During the 90s, I was a proud owner of the Sega Genesis. Playing Sonic and Maximum Carnage hours on end are some of the best memories I have playing videogames. I love my Genesis, and Sega loved the Genesis too. I remember the boasting about how much better it was than the Super NES. Others would say the same thing as well, often bringing up the fact that games on the Genesis sounded much better than they did the Nintendo counterpart. So how did the black 16-bit machine slip into Nintendo’s shadow? Well, it always seems to come back to Mario, who’s had a firm grip on nostalgic and new gaming audiences alike. Decades ago, the fearless plumber took the world by storm, and is still one of the most – if not the most – recognizable video game characters ever. No game involving Mario or anyone within his universe goes by unnoticed. “Everybody wants the Mario or Mario Party games. Then it’s Super Smash Bros. and Mario Kart,” explained Sheng Toy, co-owner of A&C Games in Toronto.

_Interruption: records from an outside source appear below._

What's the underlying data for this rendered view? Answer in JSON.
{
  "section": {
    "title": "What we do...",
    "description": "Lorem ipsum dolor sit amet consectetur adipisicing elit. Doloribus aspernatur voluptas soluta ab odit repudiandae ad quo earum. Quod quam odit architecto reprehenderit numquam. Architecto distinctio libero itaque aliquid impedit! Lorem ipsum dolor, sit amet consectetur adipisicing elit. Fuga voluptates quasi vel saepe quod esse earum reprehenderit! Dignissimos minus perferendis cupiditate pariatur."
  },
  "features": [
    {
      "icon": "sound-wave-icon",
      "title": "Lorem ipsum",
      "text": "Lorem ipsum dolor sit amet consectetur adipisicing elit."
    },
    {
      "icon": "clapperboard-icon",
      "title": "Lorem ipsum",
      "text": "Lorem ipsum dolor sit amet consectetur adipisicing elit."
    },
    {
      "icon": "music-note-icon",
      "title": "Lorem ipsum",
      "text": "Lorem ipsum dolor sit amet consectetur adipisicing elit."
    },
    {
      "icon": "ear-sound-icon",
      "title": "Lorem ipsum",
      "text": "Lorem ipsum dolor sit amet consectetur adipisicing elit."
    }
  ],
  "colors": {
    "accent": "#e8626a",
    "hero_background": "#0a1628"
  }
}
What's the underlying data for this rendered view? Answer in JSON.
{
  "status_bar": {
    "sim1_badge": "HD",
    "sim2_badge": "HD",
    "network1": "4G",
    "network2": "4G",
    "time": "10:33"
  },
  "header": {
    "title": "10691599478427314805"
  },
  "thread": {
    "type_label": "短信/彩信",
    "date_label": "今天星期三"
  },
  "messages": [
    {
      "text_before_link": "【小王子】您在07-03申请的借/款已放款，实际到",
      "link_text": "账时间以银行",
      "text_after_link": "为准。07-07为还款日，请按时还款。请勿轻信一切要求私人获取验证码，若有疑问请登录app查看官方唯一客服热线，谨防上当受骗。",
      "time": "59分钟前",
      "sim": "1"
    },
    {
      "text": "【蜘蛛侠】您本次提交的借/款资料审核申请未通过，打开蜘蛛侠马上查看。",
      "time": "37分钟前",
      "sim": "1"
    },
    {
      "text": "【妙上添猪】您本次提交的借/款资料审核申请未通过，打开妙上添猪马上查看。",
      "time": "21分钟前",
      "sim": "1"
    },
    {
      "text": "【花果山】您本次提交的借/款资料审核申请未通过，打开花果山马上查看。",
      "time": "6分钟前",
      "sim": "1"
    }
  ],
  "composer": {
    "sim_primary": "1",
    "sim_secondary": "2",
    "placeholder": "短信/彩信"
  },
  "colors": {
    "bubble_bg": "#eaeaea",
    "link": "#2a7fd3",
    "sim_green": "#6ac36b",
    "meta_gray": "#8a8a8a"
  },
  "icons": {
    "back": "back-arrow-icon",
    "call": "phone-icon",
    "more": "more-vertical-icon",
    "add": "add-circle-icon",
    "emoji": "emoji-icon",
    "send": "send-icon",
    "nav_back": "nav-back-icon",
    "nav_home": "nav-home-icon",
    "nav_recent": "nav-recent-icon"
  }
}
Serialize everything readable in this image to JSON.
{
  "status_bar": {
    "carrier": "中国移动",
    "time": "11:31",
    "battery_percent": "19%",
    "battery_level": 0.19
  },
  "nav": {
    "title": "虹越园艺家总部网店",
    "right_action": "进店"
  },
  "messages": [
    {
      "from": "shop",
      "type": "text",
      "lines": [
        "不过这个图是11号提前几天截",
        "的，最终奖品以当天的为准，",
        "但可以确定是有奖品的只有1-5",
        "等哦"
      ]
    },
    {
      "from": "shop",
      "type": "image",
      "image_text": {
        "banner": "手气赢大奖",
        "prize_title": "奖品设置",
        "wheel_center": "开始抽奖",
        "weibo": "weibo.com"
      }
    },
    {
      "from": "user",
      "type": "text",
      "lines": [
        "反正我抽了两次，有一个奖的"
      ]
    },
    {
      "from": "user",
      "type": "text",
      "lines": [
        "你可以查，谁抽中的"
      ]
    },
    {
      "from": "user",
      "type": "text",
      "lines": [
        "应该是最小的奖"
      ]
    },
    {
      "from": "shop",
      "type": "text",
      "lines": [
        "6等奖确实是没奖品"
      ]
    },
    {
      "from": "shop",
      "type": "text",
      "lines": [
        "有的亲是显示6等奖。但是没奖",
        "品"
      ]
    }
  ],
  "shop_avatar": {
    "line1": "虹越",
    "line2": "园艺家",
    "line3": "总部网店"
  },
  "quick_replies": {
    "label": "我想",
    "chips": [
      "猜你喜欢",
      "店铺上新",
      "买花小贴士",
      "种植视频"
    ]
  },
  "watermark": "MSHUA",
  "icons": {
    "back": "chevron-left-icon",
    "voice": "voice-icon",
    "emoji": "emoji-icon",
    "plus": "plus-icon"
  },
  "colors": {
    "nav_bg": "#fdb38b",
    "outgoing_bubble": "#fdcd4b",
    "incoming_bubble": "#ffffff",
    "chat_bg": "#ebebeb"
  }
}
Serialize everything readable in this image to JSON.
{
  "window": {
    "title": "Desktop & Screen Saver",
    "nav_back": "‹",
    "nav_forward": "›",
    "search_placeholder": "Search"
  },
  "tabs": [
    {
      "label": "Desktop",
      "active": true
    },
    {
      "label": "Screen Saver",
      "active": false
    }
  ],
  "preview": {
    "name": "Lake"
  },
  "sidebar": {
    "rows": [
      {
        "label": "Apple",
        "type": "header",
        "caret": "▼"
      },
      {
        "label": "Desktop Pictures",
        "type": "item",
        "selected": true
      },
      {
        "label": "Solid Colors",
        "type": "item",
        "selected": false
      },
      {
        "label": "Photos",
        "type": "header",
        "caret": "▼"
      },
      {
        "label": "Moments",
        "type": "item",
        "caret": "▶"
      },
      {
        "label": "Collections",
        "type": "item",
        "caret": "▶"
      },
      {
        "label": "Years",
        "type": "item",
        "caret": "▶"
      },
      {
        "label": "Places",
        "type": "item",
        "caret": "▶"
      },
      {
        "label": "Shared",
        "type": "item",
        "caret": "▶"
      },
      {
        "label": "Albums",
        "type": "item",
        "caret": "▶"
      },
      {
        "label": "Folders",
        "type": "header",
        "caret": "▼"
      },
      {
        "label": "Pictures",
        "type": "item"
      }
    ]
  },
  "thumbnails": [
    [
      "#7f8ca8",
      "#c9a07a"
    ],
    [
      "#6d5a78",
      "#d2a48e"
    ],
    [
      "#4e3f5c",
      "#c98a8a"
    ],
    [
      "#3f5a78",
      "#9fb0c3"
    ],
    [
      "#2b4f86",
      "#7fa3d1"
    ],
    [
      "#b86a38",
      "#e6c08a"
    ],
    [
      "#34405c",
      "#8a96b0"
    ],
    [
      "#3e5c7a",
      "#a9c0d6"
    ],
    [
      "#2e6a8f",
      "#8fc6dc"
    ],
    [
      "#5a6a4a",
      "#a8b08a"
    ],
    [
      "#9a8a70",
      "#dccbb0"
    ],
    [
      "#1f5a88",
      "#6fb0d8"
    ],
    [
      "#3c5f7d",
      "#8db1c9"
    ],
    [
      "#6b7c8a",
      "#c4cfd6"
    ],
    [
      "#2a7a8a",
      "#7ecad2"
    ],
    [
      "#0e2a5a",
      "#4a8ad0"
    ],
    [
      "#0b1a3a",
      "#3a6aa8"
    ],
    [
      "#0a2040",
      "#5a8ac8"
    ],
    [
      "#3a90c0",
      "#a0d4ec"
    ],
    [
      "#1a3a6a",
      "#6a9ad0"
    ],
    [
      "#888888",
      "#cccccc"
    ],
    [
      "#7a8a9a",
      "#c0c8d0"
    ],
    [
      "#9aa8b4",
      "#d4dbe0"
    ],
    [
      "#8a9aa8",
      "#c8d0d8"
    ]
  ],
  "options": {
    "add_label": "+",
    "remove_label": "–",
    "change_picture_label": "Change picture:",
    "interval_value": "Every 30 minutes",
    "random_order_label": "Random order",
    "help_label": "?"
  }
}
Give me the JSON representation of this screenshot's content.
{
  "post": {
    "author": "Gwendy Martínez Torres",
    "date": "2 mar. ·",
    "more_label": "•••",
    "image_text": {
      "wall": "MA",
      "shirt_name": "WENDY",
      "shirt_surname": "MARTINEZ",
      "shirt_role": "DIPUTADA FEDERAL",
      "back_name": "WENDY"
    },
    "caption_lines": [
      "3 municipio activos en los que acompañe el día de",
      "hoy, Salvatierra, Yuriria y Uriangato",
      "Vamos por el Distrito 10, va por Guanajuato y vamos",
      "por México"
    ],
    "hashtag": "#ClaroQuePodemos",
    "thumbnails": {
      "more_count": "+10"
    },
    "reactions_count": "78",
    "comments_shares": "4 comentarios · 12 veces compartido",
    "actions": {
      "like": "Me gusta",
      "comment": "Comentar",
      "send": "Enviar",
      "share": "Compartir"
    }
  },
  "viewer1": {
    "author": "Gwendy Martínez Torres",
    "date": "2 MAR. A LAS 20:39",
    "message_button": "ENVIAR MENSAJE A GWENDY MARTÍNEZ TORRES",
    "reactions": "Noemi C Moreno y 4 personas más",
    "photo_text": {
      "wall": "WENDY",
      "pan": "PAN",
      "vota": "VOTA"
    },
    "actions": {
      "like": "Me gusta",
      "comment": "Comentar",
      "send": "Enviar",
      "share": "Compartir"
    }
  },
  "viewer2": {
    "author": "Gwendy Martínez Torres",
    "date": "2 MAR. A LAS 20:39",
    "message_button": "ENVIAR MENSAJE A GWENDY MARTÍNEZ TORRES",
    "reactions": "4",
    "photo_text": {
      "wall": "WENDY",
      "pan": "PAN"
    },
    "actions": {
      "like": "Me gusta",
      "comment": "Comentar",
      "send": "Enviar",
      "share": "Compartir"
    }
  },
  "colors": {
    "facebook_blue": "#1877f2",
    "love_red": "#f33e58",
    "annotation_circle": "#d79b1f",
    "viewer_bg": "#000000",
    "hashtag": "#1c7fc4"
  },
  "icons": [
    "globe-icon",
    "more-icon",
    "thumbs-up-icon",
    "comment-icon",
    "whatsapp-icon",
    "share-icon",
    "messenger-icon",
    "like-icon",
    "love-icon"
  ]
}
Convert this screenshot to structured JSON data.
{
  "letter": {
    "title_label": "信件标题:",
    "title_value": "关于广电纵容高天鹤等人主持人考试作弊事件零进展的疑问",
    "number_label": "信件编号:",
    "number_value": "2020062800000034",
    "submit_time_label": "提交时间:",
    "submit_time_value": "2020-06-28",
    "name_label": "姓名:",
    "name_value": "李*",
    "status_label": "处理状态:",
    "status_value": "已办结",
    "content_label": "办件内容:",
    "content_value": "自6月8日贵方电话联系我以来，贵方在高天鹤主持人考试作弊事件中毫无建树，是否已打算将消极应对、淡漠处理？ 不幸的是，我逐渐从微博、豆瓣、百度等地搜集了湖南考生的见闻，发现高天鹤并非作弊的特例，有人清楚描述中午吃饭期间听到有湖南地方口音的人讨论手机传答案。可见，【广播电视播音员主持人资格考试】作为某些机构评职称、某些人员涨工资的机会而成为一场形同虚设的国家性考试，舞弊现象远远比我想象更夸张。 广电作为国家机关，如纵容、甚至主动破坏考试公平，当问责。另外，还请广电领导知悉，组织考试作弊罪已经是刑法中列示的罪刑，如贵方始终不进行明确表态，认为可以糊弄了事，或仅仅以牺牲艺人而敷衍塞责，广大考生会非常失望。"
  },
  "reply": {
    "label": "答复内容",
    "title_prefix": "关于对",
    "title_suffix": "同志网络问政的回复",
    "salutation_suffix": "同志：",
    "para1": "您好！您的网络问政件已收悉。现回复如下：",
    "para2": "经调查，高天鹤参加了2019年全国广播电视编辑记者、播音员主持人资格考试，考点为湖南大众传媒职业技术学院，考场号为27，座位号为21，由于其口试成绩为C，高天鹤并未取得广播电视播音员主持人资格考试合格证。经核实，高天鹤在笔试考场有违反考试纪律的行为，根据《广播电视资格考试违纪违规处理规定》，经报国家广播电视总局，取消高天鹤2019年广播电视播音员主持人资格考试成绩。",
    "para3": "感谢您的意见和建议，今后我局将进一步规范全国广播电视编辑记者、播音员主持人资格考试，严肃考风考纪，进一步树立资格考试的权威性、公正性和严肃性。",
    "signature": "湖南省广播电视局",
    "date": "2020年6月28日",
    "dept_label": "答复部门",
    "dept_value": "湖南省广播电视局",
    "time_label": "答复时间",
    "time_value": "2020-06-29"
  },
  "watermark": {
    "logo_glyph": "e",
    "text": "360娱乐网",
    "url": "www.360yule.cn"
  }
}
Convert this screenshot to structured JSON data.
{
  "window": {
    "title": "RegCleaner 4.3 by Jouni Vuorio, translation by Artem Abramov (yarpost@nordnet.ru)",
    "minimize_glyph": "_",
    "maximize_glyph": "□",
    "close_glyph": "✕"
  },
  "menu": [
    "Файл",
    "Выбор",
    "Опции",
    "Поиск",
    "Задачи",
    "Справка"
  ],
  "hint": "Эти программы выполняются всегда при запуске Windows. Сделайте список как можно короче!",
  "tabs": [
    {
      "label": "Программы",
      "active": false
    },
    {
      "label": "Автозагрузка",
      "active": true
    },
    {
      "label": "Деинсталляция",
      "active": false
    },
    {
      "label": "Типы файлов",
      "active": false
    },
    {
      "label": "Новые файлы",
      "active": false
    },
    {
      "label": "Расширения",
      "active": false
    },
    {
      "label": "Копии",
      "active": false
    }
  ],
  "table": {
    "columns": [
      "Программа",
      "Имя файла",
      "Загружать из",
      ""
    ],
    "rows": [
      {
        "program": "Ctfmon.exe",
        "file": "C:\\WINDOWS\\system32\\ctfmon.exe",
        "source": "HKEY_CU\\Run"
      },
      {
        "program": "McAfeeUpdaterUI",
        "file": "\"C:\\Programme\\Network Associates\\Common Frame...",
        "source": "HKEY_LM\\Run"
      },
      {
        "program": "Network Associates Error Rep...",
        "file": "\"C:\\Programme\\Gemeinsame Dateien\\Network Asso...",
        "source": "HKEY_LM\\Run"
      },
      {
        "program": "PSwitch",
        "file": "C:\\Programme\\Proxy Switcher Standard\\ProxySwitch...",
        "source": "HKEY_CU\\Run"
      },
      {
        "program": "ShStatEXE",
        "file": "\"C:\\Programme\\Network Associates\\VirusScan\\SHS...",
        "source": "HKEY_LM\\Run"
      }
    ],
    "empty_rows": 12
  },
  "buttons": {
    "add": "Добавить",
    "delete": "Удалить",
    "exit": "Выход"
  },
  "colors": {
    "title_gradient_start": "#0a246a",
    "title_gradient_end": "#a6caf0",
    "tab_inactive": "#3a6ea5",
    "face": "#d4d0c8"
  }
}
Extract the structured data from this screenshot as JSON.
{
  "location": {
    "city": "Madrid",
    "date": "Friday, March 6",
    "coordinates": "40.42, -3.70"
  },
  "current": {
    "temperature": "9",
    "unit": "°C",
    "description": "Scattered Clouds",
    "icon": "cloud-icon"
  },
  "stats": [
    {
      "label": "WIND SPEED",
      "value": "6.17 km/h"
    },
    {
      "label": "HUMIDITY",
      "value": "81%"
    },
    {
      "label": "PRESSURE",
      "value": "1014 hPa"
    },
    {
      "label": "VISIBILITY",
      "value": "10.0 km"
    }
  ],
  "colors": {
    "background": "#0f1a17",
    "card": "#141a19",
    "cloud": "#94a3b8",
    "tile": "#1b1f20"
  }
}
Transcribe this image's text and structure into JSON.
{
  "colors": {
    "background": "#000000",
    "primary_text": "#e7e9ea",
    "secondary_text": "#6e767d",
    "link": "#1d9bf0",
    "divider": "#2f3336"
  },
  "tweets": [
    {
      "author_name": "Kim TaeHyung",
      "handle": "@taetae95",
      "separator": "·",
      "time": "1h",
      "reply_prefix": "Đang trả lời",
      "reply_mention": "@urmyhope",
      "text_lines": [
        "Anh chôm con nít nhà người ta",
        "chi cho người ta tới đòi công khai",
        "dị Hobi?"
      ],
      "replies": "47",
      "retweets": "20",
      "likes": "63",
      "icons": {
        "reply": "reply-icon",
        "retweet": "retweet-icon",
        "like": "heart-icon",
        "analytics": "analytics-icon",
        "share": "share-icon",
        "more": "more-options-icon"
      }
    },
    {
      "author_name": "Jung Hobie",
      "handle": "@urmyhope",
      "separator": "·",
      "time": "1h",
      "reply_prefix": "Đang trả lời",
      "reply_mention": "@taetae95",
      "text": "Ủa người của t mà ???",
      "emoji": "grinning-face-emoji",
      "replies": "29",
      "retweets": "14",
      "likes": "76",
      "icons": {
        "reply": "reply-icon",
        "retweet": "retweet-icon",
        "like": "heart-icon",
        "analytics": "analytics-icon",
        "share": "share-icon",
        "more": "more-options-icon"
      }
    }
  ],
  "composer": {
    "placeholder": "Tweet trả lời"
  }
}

Tablets and other mobile devices now offer different gaming experiences to the ever-growing gaming audience. However, even to this day, icons like Mario and Zelda are still at the tip of a lot of tongues whenever games are mentioned. Titles bearing the names of famous Nintendo mascots continue to be hot collector’s items. “At one point, the original Nintendo games were the most popular, like the NES and Super NES games,” said Toy. “N64 games became more popular last year, and this year people are really looking for GameCube games.” Toy thinks the heavier focus on digital downloads through the Wii U eShop isn’t sitting well with most Nintendo fans. The beauty with collecting the classics he said is the fact that there’s something to actually hold and place on your shelf. Toy added it’s a big part of why GameCube games are still so popular this year. The lack of actual games available for the Wii U, compared to the GameCube, which had a substantial amount of exclusives, certainly doesn’t help either. The underwhelming launch of the Wii U is nothing compared to the GameCube’s arrival, which was accompanied by many anticipated launch games. Some had nothing to do with Mario. Star Wars Rogue Squadron II: Rogue Leader was one of the GameCube’s most successful launch titles despite Luigi’s Mansion and NHL Hitz 2002 hitting store shelves at the same time.
It’s obvious Nintendo’s handhelds are currently the heart of their engine, and recent titles like Pokemon X and Y have really helped boost 3DS sales. Unlike the past, where the Gameboy served as the popular sidekick to the Nintendo 64, the Wii U has been overshadowed by the 3DS. “We have costumers interested in one of those on a daily basis,” said store manager Daniel Teixeira. He thinks a digital library of classic games on the Wii U, would quickly prove to sell well and allow both the 3DS and Wii U to co-exist. A remake of Battletoads and Double Dragon, or a virtual library of all the classic Nintendo games would please a lot of fans he said. If it doesn’t happen on the Wii U, Teixeira hopes it’s something Nintendo considers for their next console. “It would be something people could look forward to. I also think the upcoming Super Smash Bros. will help the Wii U sell better, especially with Mega Man being included.” Daniel continues to play his Nintendo NES, Super NES, and Sega Genesis systems. He doesn’t own any current generation consoles, and doesn’t plan on buying an Xbox One or PlayStation 4. Not yet anyway.
When asked what he enjoys about his older consoles, he was quick to mention simplicity. “There’s not much focus on visuals, it’s all about the gameplay,” he said, while reminiscing about times where he only had one continue left, elevating the stakes to an all-time high as the next empty health bar would mean a trip back to level one. These are memories shared by Gregory Beard as well, who was checking out the store for the first time. “The NES was a fantastic machine in its day,” he said. “Nintendo had so many iconic characters and games.” The lasting legacy Nintendo established over time is undeniable. It’s amazing how the anticipation of a few games like Super Smash Bros. and Mario Kart 8 are keeping the Wii U from fizzling out completely. Though the future of the Wii U and Nintendo’s plans hangs in the air, there’s no doubt that Toy’s words speak the truth. “When it comes to classics, Nintendo is still number one.”